The following are excerpts from President Clinton's State of the Union speech delivered last week to a joint session of Congress.
Every diploma ought to mean something. I challenge every community, every school, and every state to adopt national standards of excellence, to measure whether schools are meeting those standards, to cut bureaucratic red tape so that schools and teachers have more flexibility for grassroots reform, and to hold them accountable for results ... I challenge every state to give all parents the right to choose which public school their children will attend and to let teachers form new schools with a charter they can keep only if they do a good job.
I challenge all our schools to teach character education: to teach good values and good citizenship. And if it means that teenagers will stop killing each other over designer jackets, then our public schools should be able to require the students to wear school uniforms. I challenge our parents to become their children's first teachers. Turn off the TV. See that homework is done. And visit your children's classroom. No program, no teacher, no one else can do that for you.

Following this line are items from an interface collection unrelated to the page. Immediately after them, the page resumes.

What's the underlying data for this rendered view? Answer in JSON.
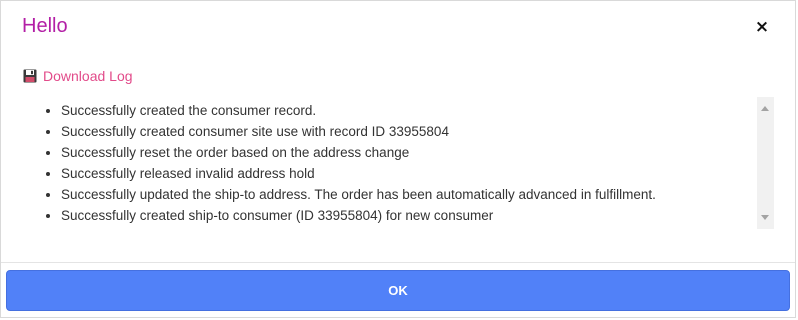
{
  "dialog": {
    "title": "Hello",
    "close_label": "×",
    "title_color": "#b31fa6"
  },
  "download": {
    "icon": "floppy-disk-icon",
    "label": "Download Log",
    "color": "#e24b8a"
  },
  "log": {
    "items": [
      "Successfully created the consumer record.",
      "Successfully created consumer site use with record ID 33955804",
      "Successfully reset the order based on the address change",
      "Successfully released invalid address hold",
      "Successfully updated the ship-to address. The order has been automatically advanced in fulfillment.",
      "Successfully created ship-to consumer (ID 33955804) for new consumer"
    ]
  },
  "footer": {
    "ok_label": "OK",
    "ok_color": "#5181f8"
  }
}
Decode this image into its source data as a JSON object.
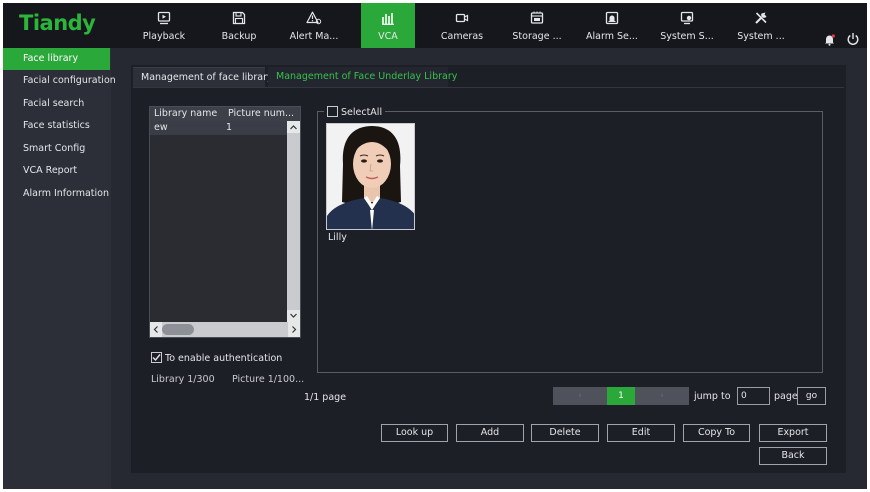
{
  "app": {
    "logo": "Tiandy"
  },
  "nav": {
    "tabs": [
      {
        "label": "Playback",
        "icon": "playback-icon"
      },
      {
        "label": "Backup",
        "icon": "backup-icon"
      },
      {
        "label": "Alert Ma...",
        "icon": "alert-icon"
      },
      {
        "label": "VCA",
        "icon": "vca-icon",
        "active": true
      },
      {
        "label": "Cameras",
        "icon": "camera-icon"
      },
      {
        "label": "Storage ...",
        "icon": "storage-icon"
      },
      {
        "label": "Alarm Se...",
        "icon": "alarm-icon"
      },
      {
        "label": "System S...",
        "icon": "system-status-icon"
      },
      {
        "label": "System ...",
        "icon": "tools-icon"
      }
    ]
  },
  "sidebar": {
    "items": [
      {
        "label": "Face library",
        "active": true
      },
      {
        "label": "Facial configuration"
      },
      {
        "label": "Facial search"
      },
      {
        "label": "Face statistics"
      },
      {
        "label": "Smart Config"
      },
      {
        "label": "VCA Report"
      },
      {
        "label": "Alarm Information"
      }
    ]
  },
  "tabs": {
    "management": "Management of face library",
    "underlay": "Management of Face Underlay Library"
  },
  "library_table": {
    "columns": [
      "Library name",
      "Picture num..."
    ],
    "rows": [
      {
        "name": "ew",
        "count": "1"
      }
    ]
  },
  "auth": {
    "label": "To enable authentication",
    "checked": true
  },
  "counts": {
    "library": "Library 1/300",
    "picture": "Picture 1/100..."
  },
  "pictures": {
    "select_all": "SelectAll",
    "items": [
      {
        "name": "Lilly"
      }
    ]
  },
  "pagination": {
    "info": "1/1 page",
    "current": "1",
    "prev": "‹",
    "next": "›",
    "jump_label": "jump to",
    "jump_value": "0",
    "page_label": "page",
    "go": "go"
  },
  "buttons": {
    "lookup": "Look up",
    "add": "Add",
    "delete": "Delete",
    "edit": "Edit",
    "copy_to": "Copy To",
    "export": "Export",
    "back": "Back"
  },
  "colors": {
    "accent": "#2aa83a",
    "background": "#262932",
    "topbar": "#15171c"
  }
}
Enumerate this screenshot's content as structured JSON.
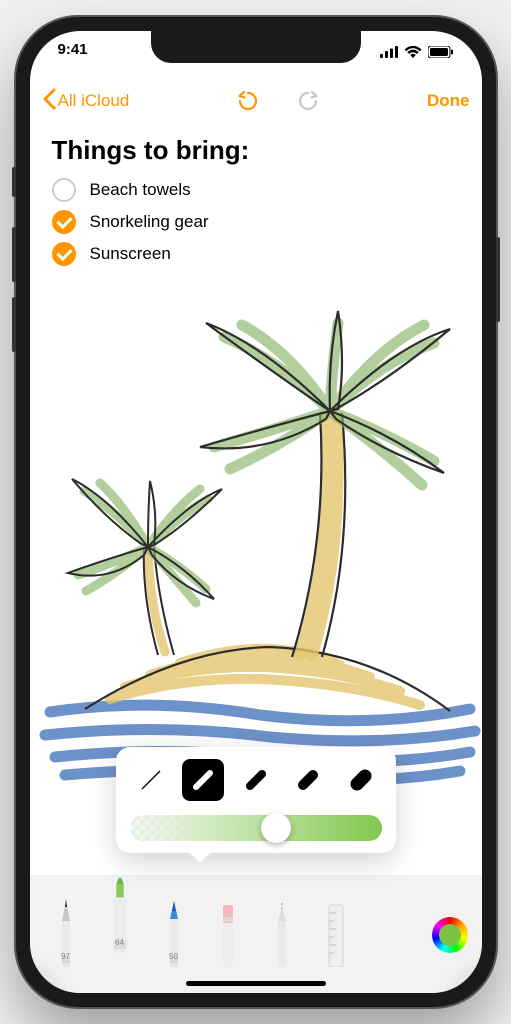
{
  "status": {
    "time": "9:41"
  },
  "nav": {
    "back": "All iCloud",
    "done": "Done"
  },
  "note": {
    "title": "Things to bring:",
    "items": [
      {
        "label": "Beach towels",
        "checked": false
      },
      {
        "label": "Snorkeling gear",
        "checked": true
      },
      {
        "label": "Sunscreen",
        "checked": true
      }
    ]
  },
  "tools": {
    "items": [
      {
        "name": "pen",
        "num": "97"
      },
      {
        "name": "marker",
        "num": "64"
      },
      {
        "name": "pencil",
        "num": "50"
      },
      {
        "name": "eraser",
        "num": ""
      },
      {
        "name": "lasso",
        "num": ""
      },
      {
        "name": "ruler",
        "num": ""
      }
    ],
    "active_index": 1,
    "selected_color": "#7cc244"
  },
  "tip_popup": {
    "selected_index": 1,
    "opacity": 0.58
  }
}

I challenge Congress to expand work-study and help 1 million young Americans work their way through college by the year 2000; to provide a $1,000 merit scholarship for the top 5 percent of graduates in every high school in the United States. ... More and more Americans are finding that the education of their childhood simply doesn't last a lifetime. So I challenge Congress to consolidate 70 overlapping, antiquated job-training programs into a simple voucher worth $2,600 for unemployed or underemployed workers to use as they please for community college tuition or other training.
The Republican Response
The following are excerpts from the GOP response, delivered by Senate Majority Leader Bob Dole of Kansas.
The president has chosen to defend with his veto a welfare system that no one can defend--for it is a daily assault on the values of self-reliance and family. He has chosen to defend an education establishment run by liberals whose goal is to operate every school in America by remote control from Washington.
America's troubles are real, but our choices are clear and our will is strong. We must rein in our runaway government. Return power to the people, reduce the tax burden, put parents back in charge of our schools, untie the hands of our police, restore justice to our courts, and put our faith once again in the basic goodness, wisdom, and self-reliance of our people.
Yes, our country has problems. But we can handle them. Whether it's deficit spending or the welfare bureaucracy or our liberal courts or the trouble in our schools--what's wrong is that the elites in charge don't believe in what the people believe in. That we can fix. We know what made America great. All we need now is the resolve to lead our country back to her place in the sun. And the courage to speak for the future.